DATA FOR ANALYSIS Start Marker

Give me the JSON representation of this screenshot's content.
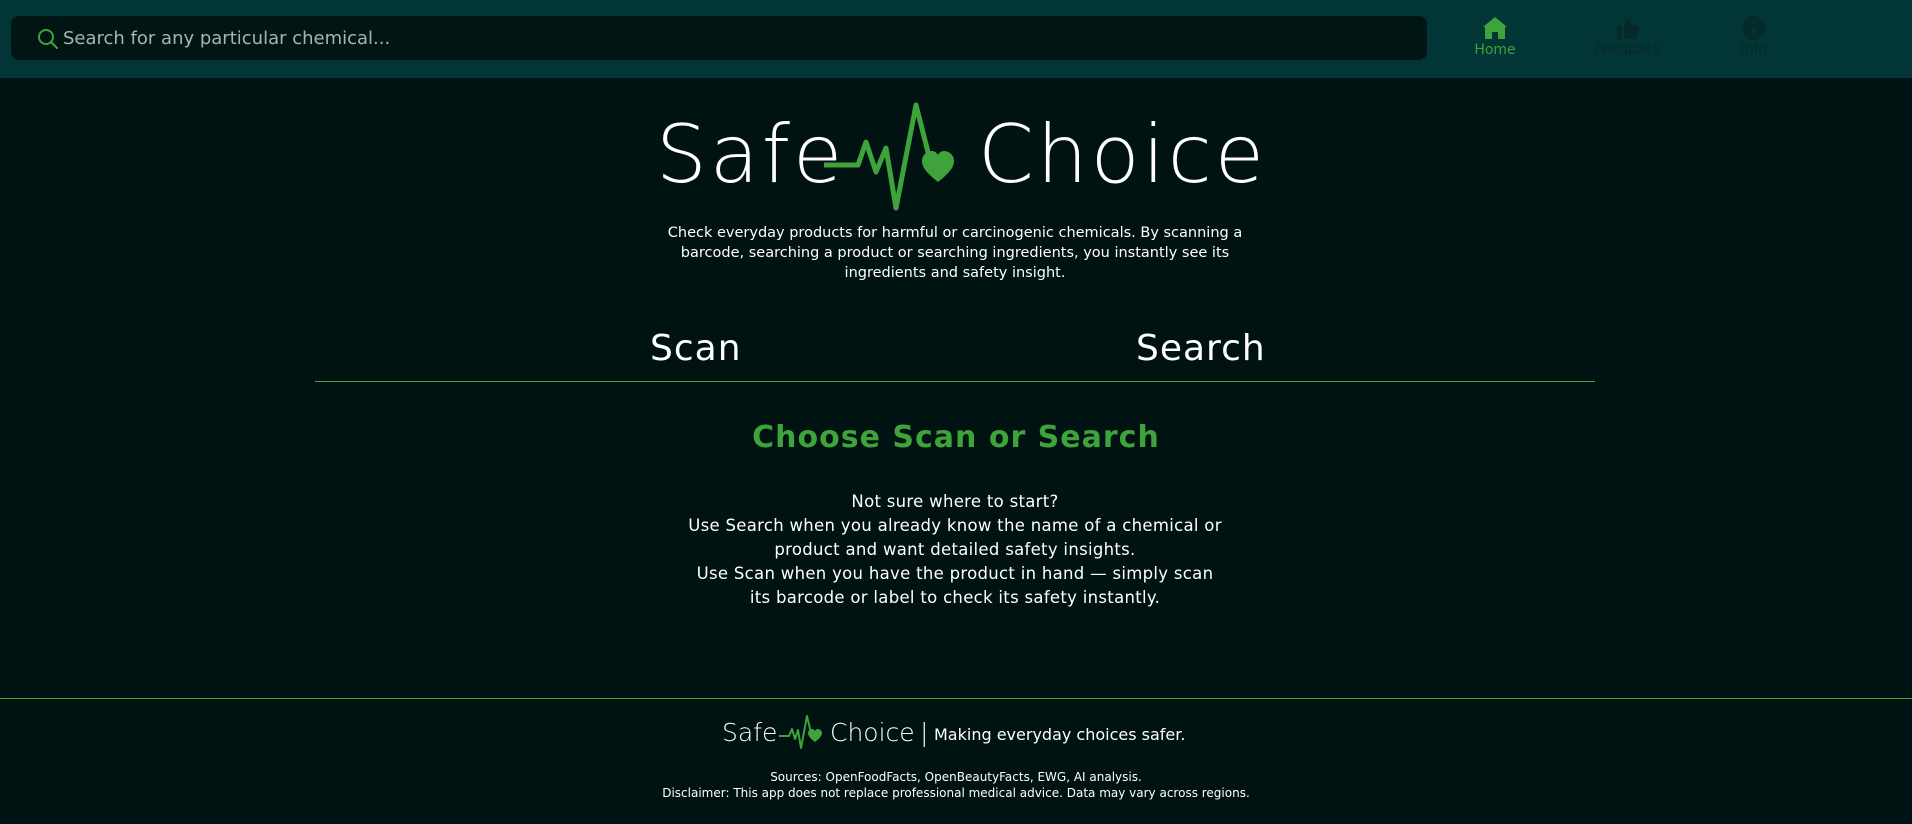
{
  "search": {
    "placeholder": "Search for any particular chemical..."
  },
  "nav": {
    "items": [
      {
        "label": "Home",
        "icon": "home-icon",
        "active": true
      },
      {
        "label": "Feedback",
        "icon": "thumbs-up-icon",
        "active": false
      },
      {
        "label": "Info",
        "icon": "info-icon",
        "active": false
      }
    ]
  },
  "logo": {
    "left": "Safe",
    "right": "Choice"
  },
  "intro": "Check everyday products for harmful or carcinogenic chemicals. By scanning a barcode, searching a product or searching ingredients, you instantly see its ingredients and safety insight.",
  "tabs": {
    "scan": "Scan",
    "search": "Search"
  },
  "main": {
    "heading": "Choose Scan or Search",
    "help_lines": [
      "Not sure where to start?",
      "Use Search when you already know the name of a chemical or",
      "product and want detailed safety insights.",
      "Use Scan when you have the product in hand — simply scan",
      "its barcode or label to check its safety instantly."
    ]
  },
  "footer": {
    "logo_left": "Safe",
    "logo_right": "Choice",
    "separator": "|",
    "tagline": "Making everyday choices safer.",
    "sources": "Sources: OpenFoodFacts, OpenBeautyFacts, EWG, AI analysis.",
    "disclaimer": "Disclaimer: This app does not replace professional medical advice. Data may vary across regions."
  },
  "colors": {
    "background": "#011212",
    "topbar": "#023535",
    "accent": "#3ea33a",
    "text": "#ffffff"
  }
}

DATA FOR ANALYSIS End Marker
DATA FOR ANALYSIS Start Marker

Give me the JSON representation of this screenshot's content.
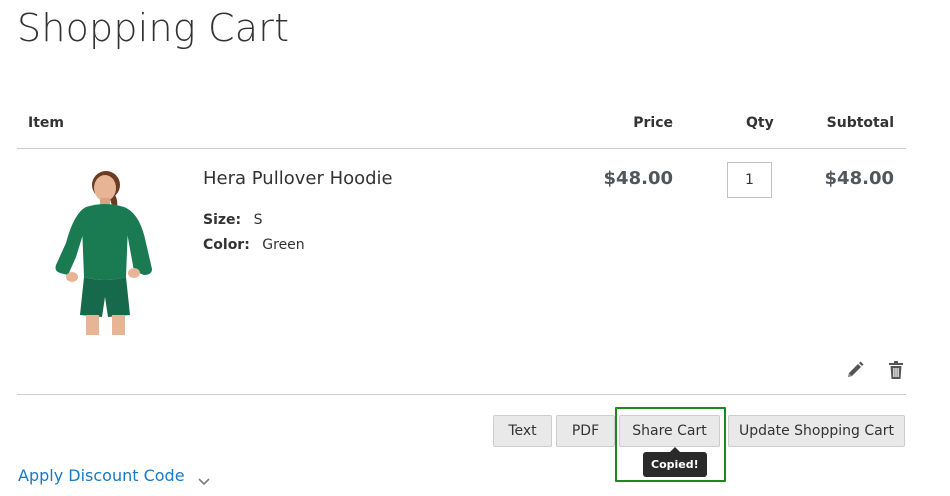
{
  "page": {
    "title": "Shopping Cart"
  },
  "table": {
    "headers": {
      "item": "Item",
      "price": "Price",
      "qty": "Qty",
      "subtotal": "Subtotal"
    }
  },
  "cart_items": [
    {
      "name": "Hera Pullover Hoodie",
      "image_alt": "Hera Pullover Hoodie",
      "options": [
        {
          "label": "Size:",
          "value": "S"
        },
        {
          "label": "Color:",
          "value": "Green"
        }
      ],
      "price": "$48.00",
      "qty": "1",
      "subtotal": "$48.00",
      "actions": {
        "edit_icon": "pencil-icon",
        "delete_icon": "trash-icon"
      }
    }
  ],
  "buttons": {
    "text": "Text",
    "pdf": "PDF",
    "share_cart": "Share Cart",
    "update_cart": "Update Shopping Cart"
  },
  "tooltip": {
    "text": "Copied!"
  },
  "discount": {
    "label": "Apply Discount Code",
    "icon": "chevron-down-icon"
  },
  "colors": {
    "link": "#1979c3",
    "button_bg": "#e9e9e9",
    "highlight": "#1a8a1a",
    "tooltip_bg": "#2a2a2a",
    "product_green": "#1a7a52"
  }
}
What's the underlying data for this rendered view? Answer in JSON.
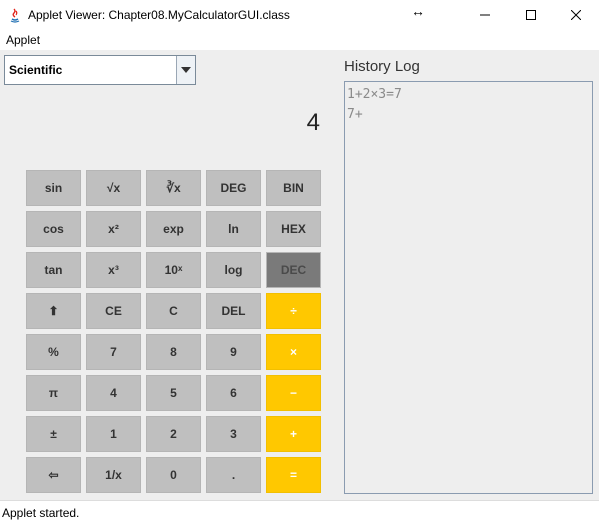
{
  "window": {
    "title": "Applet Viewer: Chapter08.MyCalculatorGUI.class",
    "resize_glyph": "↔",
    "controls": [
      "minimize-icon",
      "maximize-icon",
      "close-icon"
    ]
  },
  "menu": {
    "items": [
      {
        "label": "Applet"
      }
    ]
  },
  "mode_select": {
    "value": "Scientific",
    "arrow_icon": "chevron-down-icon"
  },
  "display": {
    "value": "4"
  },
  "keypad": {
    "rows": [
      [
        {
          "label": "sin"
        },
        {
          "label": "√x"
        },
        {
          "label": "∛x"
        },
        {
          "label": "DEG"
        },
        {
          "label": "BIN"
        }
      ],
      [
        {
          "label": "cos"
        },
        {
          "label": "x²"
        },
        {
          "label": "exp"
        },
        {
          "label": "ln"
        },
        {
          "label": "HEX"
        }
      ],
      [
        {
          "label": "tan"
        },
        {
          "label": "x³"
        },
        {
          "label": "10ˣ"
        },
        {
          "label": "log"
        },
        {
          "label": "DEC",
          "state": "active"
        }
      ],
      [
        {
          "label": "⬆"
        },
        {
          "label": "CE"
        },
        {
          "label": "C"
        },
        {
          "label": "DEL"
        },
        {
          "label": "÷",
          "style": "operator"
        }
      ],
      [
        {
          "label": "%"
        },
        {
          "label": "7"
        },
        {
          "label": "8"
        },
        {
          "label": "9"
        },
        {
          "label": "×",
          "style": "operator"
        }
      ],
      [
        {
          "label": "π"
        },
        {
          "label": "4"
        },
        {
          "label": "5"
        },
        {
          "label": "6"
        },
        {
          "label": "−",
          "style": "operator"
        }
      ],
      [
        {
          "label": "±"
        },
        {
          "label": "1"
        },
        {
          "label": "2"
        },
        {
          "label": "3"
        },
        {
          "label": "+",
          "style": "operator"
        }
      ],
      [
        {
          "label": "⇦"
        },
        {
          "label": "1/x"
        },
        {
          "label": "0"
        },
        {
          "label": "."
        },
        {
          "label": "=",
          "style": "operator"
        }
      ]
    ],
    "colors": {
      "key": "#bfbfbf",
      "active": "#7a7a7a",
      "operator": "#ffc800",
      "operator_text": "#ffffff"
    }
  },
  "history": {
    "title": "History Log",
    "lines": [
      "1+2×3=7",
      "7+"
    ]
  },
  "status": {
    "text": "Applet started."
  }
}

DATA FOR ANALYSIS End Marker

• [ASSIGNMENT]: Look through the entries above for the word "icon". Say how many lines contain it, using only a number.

• [SOLUTION BELOW]: 10